Assignment:
From the material below, copy every line in which the word "text" occurs.

Provided material:

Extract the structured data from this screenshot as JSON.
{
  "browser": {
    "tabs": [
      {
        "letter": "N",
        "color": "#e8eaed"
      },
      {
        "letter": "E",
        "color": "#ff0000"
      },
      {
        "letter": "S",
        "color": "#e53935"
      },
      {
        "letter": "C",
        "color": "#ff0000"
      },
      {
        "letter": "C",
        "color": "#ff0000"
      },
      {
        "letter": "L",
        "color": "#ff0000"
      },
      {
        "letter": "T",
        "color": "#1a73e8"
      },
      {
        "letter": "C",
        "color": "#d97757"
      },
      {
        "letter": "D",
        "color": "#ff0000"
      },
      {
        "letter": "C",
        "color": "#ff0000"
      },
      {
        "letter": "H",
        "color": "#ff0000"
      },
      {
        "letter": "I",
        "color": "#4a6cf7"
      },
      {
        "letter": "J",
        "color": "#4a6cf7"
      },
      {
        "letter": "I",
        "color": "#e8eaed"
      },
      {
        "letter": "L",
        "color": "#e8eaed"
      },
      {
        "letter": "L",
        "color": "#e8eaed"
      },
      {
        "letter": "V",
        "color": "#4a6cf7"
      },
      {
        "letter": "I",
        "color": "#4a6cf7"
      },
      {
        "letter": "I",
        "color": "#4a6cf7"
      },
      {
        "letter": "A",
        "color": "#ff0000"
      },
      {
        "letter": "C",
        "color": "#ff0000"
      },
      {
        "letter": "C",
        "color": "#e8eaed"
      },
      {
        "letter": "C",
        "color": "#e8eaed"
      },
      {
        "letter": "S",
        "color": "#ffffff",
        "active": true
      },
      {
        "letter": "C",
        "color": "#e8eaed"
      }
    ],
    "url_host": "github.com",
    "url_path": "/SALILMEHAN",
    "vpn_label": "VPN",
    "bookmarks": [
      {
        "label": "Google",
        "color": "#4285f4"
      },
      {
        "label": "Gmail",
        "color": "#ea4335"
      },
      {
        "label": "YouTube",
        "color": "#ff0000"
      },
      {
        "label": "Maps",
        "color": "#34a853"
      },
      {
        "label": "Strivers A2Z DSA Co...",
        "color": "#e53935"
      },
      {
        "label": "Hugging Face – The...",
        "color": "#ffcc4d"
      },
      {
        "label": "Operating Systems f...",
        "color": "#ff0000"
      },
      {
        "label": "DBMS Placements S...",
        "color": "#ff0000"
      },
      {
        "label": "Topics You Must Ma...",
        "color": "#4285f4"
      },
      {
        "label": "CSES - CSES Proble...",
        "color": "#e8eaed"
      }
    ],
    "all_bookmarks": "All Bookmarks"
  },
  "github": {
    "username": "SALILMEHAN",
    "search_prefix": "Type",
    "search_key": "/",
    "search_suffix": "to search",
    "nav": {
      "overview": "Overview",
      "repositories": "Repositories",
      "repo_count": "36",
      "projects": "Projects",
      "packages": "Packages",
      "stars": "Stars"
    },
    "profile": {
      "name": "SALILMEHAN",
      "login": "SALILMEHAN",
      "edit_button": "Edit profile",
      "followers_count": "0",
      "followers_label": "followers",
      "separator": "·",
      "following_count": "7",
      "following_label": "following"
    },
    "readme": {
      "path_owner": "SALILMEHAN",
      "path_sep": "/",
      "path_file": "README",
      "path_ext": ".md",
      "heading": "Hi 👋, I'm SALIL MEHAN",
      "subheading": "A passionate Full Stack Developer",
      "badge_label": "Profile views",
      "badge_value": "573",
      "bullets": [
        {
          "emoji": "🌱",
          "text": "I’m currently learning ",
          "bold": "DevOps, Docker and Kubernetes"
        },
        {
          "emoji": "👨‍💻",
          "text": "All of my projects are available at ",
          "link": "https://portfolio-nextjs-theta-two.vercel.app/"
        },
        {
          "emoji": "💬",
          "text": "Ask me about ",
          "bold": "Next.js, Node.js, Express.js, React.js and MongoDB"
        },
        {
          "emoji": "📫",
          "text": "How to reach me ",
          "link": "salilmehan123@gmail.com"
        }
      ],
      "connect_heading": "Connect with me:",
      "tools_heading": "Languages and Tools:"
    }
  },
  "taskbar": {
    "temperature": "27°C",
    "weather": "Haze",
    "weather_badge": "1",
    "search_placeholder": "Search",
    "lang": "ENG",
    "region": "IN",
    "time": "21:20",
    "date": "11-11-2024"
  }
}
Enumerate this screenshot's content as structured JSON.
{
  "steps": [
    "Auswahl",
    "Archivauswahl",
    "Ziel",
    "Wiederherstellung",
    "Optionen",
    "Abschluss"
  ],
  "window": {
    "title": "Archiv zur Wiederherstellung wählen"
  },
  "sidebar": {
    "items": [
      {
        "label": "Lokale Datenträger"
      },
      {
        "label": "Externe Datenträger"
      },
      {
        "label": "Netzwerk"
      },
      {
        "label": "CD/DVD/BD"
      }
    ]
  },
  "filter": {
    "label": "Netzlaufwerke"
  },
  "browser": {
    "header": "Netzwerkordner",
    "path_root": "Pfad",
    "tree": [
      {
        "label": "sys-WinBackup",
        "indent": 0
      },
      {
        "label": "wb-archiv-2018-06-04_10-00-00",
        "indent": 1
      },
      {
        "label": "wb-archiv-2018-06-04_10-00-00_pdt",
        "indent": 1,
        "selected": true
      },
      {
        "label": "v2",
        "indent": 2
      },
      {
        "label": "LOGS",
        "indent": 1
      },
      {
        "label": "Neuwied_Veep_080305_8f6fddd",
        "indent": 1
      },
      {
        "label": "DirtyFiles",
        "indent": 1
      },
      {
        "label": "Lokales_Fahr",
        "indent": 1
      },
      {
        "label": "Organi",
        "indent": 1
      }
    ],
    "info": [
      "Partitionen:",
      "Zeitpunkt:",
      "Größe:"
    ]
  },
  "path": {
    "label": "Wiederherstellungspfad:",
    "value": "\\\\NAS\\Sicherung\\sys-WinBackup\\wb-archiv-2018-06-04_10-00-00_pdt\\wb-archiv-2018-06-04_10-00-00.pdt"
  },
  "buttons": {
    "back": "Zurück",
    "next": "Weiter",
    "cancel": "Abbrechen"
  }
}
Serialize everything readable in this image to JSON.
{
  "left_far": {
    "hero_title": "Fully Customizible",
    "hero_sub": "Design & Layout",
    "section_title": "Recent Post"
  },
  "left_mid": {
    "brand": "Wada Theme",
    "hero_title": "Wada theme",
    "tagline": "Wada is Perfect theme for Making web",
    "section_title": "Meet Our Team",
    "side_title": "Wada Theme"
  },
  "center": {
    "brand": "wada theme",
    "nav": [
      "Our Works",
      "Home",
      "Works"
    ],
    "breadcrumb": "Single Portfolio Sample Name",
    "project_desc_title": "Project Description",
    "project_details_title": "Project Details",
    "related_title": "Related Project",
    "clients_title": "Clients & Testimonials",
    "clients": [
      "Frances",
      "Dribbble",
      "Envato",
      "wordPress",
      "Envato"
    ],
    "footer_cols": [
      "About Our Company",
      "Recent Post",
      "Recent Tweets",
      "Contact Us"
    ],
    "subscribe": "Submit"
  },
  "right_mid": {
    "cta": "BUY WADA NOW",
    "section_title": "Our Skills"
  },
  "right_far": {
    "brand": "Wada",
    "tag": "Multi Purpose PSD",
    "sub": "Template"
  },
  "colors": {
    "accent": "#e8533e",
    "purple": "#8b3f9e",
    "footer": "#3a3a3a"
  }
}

Expected answer:
          "text": "I’m currently learning ",
          "text": "All of my projects are available at ",
          "text": "Ask me about ",
          "text": "How to reach me ",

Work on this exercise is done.